This has to be my favorite time of year. Everyone seems to be in the holiday spirit. Our crafty and clever teachers have incorporated a variety of holiday-themed crafts and projects into the childrens’ daily routine. Several of these crafts are extremely easy to incorporate into your home environment. If you’re anything like me, you’re already planning activities and works for your child to do over the winter break. Several Montessori works are surprisingly very affordable, and very easy to recreate at home.
(helpful links have been included so that you can purchase supplies for yourself!)
What you’ll need: bamboo skewer, styrofoam, large jingle bells
Simply press the pointy end of the skewer into the styrofoam and you’re ready to go! My three year old loved doing this step.
On the back of each jingle bell, there is a slot for threading, usually ribbon or string, but the skewer fits just perfectly. Simply slide the jingle bells on the skewer and listen to the bells jingle as they slide down.
What you’ll need: green/white foam cones, golf tees, rubber bands
This is a great work for hand-eye coordination, and requires lots of concentration as your child ties each rubber band onto the golf tees.
What you’ll need: Wire Rack, holiday-themed ribbon, basket to hold the ribbon, tray
Model for your child how to weave the ribbons, and let them take a turn when they’re confident they can do it themselves.
5. Button Tree
What you’ll need: tub/tray, beans, various Christmas objects (pines, leafs, berries, ornaments, pompoms, bells, pine cones, etc.), pitcher or cup, measuring spoons (for pouring practice) or tongs (for pincer grasp)
Sensory boxes are something you can add to your child’s sensorial shelf all throughout the year. It’s a great way to introduce different holiday and seasonal themes. Children learn best by working with their hands. Sensorial boxes cater to their need to touch and feel their surroundings.
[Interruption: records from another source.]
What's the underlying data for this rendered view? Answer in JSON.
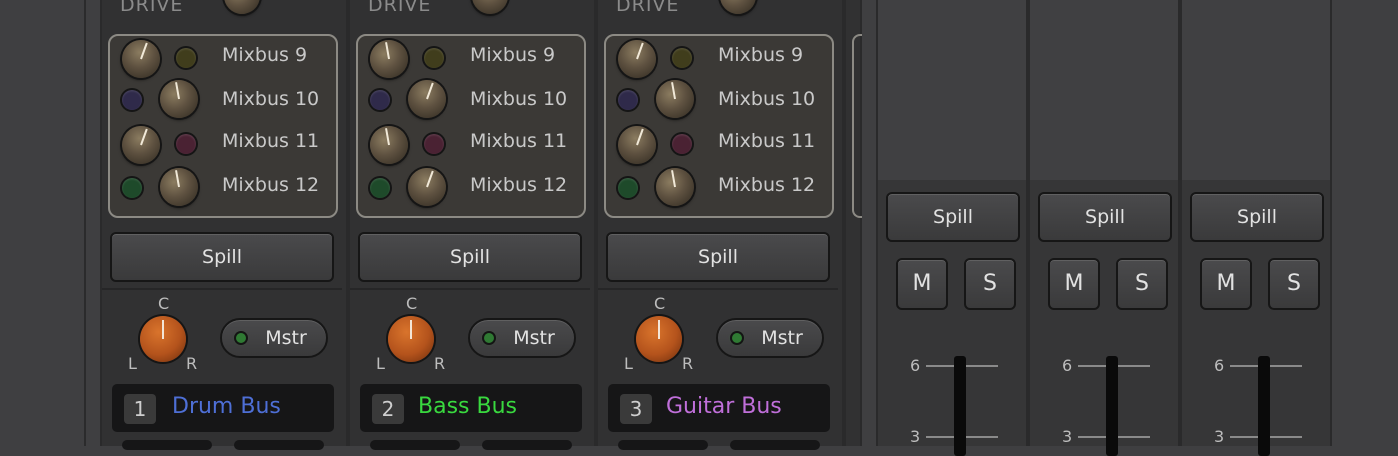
{
  "colors": {
    "drum_bus": "#4e6fd6",
    "bass_bus": "#39d93f",
    "guitar_bus": "#c06fda",
    "pan_knob": "#c45f23"
  },
  "bus_strips": [
    {
      "section_label": "DRIVE",
      "sends": [
        "Mixbus 9",
        "Mixbus 10",
        "Mixbus 11",
        "Mixbus 12"
      ],
      "spill_label": "Spill",
      "pan": {
        "center": "C",
        "left": "L",
        "right": "R"
      },
      "mstr_label": "Mstr",
      "number": "1",
      "name": "Drum Bus"
    },
    {
      "section_label": "DRIVE",
      "sends": [
        "Mixbus 9",
        "Mixbus 10",
        "Mixbus 11",
        "Mixbus 12"
      ],
      "spill_label": "Spill",
      "pan": {
        "center": "C",
        "left": "L",
        "right": "R"
      },
      "mstr_label": "Mstr",
      "number": "2",
      "name": "Bass Bus"
    },
    {
      "section_label": "DRIVE",
      "sends": [
        "Mixbus 9",
        "Mixbus 10",
        "Mixbus 11",
        "Mixbus 12"
      ],
      "spill_label": "Spill",
      "pan": {
        "center": "C",
        "left": "L",
        "right": "R"
      },
      "mstr_label": "Mstr",
      "number": "3",
      "name": "Guitar Bus"
    }
  ],
  "mixbus_strips": [
    {
      "spill_label": "Spill",
      "mute_label": "M",
      "solo_label": "S",
      "scale": [
        "6",
        "3"
      ]
    },
    {
      "spill_label": "Spill",
      "mute_label": "M",
      "solo_label": "S",
      "scale": [
        "6",
        "3"
      ]
    },
    {
      "spill_label": "Spill",
      "mute_label": "M",
      "solo_label": "S",
      "scale": [
        "6",
        "3"
      ]
    }
  ]
}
What you’ll need: recycled shoe box, Christmas Tree cut out, pom poms, toothpicks
Tape the tree cut out to the top of the shoebox lid. You can use an awl, or pen to poke holes throughout the tree. Glue a pompom at the tip of each toothpick. Invite your child to put the toothpicks into the holes. This provides a great opportunity for hand-eye coordination improvement, fine motor skills, and concentration.
What you’ll need: Glad “press-n-seal” wrap, multi-colored tissue paper, tape.
The Glad wrap provides a sticky surface for your child to put the shreds of tissue paper. Try making a tree with tissue paper ornaments! The tissue can be taken down/put up multiple times, so this is a fun activity that can be done on more than one occasion.
What you’ll need: sectioned tray, cotton cosmetic pads or white craft foam circles, small lengths of ribbon, trim, fabric etc., Craft foam or cardstock or felt (for hats), buttons, dried black beans, plastic ice crystals, orange felt (cut into “carrot noses”), small twigs
Place all of the snowman parts into the sectioned tray, and include a separate tray for your child to decorate their snowman in. This snowman activity also tests fine-motor skills and hand-eye co-ordination. Picking up and manipulating tiny objects like the buttons, beans and twigs in our tray are great ways to develop those skills.
10. And of course…baking in the kitchen with kids is a must! Try these fun kid-friendly Christmas Cookie recipes!